WHEAT’S NEXT FIVE YEARS
BY ELLEN PRUDEN • GRAPHIC COURTESY OF CEREALS CANADA
Canada is a world leader in the production of safe, high-quality, nutritious wheat and its value-added products. Continued investment in wheat research by the value chain helps to increase farm gate profitability and competitiveness as well as maintain a secure domestic and global food supply.
To provide a sharp vision and clear targets to guide research in the Canadian wheat sector for the next five years, Cereals Canada released the 2023-28 National Wheat Research Priorities report in October of 2022 in partnership with Agriculture and Agri-Food Canada (AAFC). Its creation was led by co-chairs Krista Zuzak, Cereals Canada director of crop protection and production, and Felicitas Katepa-Mupondwa, AAFC director of research, development and technology.
The report was developed with input from more than 70 researchers as well as industry and value chain members.

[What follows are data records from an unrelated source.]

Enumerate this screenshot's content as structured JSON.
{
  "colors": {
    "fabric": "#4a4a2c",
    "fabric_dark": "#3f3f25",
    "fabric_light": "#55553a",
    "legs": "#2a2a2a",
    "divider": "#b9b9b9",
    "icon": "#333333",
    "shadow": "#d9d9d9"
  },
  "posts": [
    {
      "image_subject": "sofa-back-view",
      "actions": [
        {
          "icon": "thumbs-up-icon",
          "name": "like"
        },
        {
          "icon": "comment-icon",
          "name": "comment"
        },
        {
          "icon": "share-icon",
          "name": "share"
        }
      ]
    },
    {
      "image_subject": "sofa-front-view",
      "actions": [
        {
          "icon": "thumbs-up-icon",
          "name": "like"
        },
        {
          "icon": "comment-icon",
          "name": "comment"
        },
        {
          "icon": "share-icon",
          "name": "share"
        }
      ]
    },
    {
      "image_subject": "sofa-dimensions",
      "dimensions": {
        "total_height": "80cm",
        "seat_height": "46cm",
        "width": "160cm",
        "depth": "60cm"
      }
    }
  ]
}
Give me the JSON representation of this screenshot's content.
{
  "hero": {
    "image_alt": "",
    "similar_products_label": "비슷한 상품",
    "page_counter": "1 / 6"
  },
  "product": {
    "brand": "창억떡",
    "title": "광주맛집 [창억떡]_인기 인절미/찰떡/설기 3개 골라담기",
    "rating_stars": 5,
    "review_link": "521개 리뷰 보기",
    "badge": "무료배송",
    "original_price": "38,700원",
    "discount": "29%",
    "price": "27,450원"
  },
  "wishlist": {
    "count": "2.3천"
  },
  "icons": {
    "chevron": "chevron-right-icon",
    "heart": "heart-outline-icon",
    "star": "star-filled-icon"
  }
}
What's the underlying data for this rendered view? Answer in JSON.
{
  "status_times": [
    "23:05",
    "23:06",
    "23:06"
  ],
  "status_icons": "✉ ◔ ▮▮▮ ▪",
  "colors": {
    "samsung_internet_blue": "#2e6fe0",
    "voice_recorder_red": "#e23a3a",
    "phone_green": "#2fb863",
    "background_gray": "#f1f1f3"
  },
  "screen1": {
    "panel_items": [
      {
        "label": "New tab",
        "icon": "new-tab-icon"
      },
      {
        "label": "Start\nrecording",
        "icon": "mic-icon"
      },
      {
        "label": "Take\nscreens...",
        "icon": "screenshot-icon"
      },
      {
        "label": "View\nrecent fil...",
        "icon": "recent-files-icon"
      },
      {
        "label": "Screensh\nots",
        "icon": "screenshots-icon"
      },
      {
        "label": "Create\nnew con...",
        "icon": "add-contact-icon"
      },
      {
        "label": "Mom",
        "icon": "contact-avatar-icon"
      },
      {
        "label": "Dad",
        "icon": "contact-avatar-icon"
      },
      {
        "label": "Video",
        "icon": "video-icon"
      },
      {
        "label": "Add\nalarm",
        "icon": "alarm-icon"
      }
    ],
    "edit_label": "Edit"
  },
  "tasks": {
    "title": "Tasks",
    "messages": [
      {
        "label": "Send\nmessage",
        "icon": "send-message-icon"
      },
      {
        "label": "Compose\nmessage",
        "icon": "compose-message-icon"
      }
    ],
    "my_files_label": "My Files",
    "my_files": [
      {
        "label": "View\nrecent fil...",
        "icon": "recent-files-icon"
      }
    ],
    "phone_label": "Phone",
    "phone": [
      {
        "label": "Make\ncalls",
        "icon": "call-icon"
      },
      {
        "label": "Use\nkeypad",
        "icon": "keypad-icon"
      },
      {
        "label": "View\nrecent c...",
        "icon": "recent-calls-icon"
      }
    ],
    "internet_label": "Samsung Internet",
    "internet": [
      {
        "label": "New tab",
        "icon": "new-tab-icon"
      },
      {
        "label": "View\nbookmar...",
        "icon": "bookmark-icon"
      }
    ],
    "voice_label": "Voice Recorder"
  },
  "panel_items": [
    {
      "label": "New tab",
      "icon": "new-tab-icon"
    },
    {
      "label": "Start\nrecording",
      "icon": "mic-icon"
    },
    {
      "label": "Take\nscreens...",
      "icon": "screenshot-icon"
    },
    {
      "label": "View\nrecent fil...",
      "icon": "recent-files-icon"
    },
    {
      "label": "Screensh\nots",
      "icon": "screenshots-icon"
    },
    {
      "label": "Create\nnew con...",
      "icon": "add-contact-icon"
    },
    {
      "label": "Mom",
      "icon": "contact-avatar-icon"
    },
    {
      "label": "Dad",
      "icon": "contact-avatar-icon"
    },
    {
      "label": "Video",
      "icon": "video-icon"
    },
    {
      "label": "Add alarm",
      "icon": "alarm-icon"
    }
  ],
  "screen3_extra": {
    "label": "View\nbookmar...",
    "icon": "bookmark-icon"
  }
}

Six interconnected theme areas are highlighted—wheat yield improvement, crop environment interactions, cropping system sustainability, continuous improvement of food safety, customer quality and wheat nutrition.
“This initiative brings together the value chain and research institutions to share knowledge, build networks and create synergies,” said Zuzak. “We saw more than 75 research projects completed under the last set of priorities, which was released in 2020.”
Though it can be a challenge to track the overall progress of agricultural research, the success of the report’s objectives, desired outcomes and targets will be measured in terms of wheat yield increase, wheat production trends and uptake of best management practices (BMP) that build on past research.
Each of the report’s theme areas is overseen by a working group that represents various research specialties and areas of the value chain. This is intended to ensure wheat research is in line with industry needs. The groups have made theme-specific recommendations on how communication and feedback can be better shared with the Canadian wheat value chain, industry stakeholders and the global wheat research community.
For example, the Crop Environment Interactions Working Group identified the development of BMP guides as a tool to help farmers adapt to climate change and increasingly unpredictable weather. The Customer Quality Working Group has recommended increased communication pertaining to wheat class attributes, particularly new classes, throughout the value chain from breeders and farmers to end-users.
This iteration of the initiative marks the first time the category of wheat nutrition has been included. Its working group prioritized identification and communication of the important role wheat plays in nutrition and health. To help meet this goal, wheat nutrition information will be disseminated to dietitians and consumers through the What About Wheat? platform (whataboutwheat.ca) and the participation of nutrition researchers in wheat variety registration meetings will be encouraged.
“The addition of nutrition puts focus on the importance of wheat—the original plant-based protein—in one’s diet,” said Zuzak. “The addition of nutrition research in the priorities report really showcases the vision and leadership of the working groups.”
Guided by the targets set out in the report, continued investment in research will ensure Canada continues to be a globally competitive and highly regarded producer of wheat and wheat products. This will also see wheat remain a robust option for sustainable cropping systems across the country.
To download the National Wheat Research Priorities report, visit cerealscanada.ca.